And they bought it. I replaced Christopher to his perch, higher this time, out of the reach of our elf-eating canine.
Since my daughter’s bored reaction the other day, Christopher hasn’t moved. And nobody seems to care. My daughter’s belief in magic is sadly slipping away.
Back in the waiting room I watched a cool, hip young mom walk in with her 4-year-old son. Kneeling on the floor in front of the reception desk I noticed her slightly flared corduroys and her chunky boots,probably her favorites as the bottom of the heel was worn away on one side. I remembered my favorite Doc Marten boots that I wore everywhere, replaced now by my more grown-up suede boots. This young Mom was trying desperately to talk to the receptionist and fill out paperwork, while her energetic little boy jumped around in the chair chattering to her, “Can I have gum? Mom, can I have some gum? Gum, um,gum. MOM I want some GUM!”. She held one hand out to steady the boy and alternately said “hush” while she answered questions about her insurance coverage.
It was at that moment I became happy about my age. Not in a “Thank God I don’t have to go through that” kind of way, but because suddenly I knew exactly what to do to help this woman. Because, as a young mother, I NEVER would have interfered, I would have sat there feeling bad for her but wrapped up in my own insecurities and unable to move. Oh I may have given her a sympathetic smile, but the young me would never have taken action.
See, I had raised 2 boys. I knew what to do. In the corner bookshelf I spied a book on Trains.
“Maeve,” I whispered, “go get that book and give it to him.”
“What? No way, Mom.” Exactly how I used to think.
Without hesitation I retrieved the book and approached the little boy. “Hey, do you like trains?” Of course he did. As I knelt down so he could point out all the different cars to me and we talked about train-tracks and coal cars, his mother was able to finish her business. I had taken a chance that the woman would be pissed off that I had approached her son but she did not say anything–just smiled at me when she was finished.
When I sat down my daughter looked at me like she was noticing me for the first time, amazed at the magic I had just preformed on this little boy, “You-are- awesome-mom.”

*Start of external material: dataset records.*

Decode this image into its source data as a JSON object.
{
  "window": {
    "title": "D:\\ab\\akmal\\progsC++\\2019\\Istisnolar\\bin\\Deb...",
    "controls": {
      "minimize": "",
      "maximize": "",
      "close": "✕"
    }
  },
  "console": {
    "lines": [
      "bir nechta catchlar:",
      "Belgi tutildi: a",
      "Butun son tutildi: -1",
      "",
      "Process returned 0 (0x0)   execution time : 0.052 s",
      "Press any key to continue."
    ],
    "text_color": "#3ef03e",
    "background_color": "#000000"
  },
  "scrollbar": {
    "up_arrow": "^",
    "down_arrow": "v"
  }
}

And then I got it. It is alright that my kids grow up and lose their belief in elves and fairies and magic. This is supposed to happen — but now it is my job to make sure that it is replaced by their sheer and utter belief in human kindness.